Here’s an excerpt from a great new story on the raw milk scene in England from “The Ecologist” website, titled “Raw milk — Magic Bullet or Health Hazard“. It’s written by Laura Sevier and was first published in June 2008. From all we hear, even from mainstream sources, it seems the English are highly “risk averse”. They have one the highest levels of police surveillance of public spaces (through CCTV cameras) and draconian laws on such silly matters as making it illegal to photograph the police (as of February 2009). And yet even they still allow raw milk to be sold to the public at farmers markets. In fact even as recently as a couple of years ago it was sold to the public at the Queen’s own farm store. Is this all the result of the famed English tolerance for eccentricity, or do the Brits know something — as in that raw milk is not really much of a health risk — that seems to have escaped us over here in the former colonies?
“A typical response to it is “Isn’t that gorgeous!”’ says farmer Keith Jefferson Smith, who sells raw milk at Walthamstow Farmers’ Market in London every Saturday. ‘Others say it reminds them of their childhood. Most remark on the sweetness.’
Sale of raw milk is legal at English farmers markets.
The milk he sells comes from his son’s dairy farm in Suffolk, where cows are farmed organically and biodynamically, grazing on grass for 10 months of the year. The sweetness, he explains, is because it is so fresh.
‘We milk the cows on Saturday and sell the milk on Sunday. The longer milk hangs around, the less sweet it is. Most milk you buy in shops is five days old by the time it reaches the shop, after it’s been collected, transported to dairies, pasteurised and packaged.’

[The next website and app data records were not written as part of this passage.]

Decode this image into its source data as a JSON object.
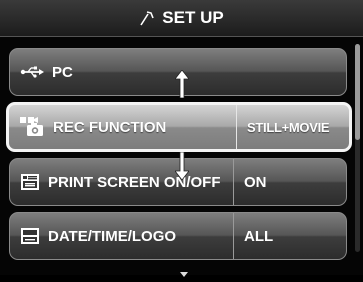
{
  "header": {
    "title": "SET UP",
    "icon": "wrench-icon"
  },
  "menu": {
    "items": [
      {
        "label": "PC",
        "value": "",
        "icon": "usb-icon"
      },
      {
        "label": "REC FUNCTION",
        "value": "STILL+MOVIE",
        "icon": "camera-movie-icon",
        "selected": true
      },
      {
        "label": "PRINT SCREEN ON/OFF",
        "value": "ON",
        "icon": "print-screen-icon"
      },
      {
        "label": "DATE/TIME/LOGO",
        "value": "ALL",
        "icon": "date-stamp-icon"
      }
    ]
  },
  "colors": {
    "highlight_border": "#f4f4f4",
    "row_dark": "#3d3d3d",
    "background": "#050505"
  }
}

Otherwise known as ‘green-top’, raw milk is the least processed milk you can buy. Long-term drinkers of this rare but much-loved substance say it is healthier, fresher and tastier than any other milk available. Others consider it a health hazard. Unlike the vast majority of the 13 billion litres of milk produced in the UK each year, raw milk has not been pasteurised (heat-treated) or homogenised (blasted at pressure through small holes to smash up the fat globules, spreading them evenly throughout the milk). While homogenisation is done for cosmetic reasons, to give the milk an even, white-all-over look, pasteurisation is done for health and safety reasons, in order to minimise the risk of food poisoning from salmonella, campylobacter and E. coli. Continue reading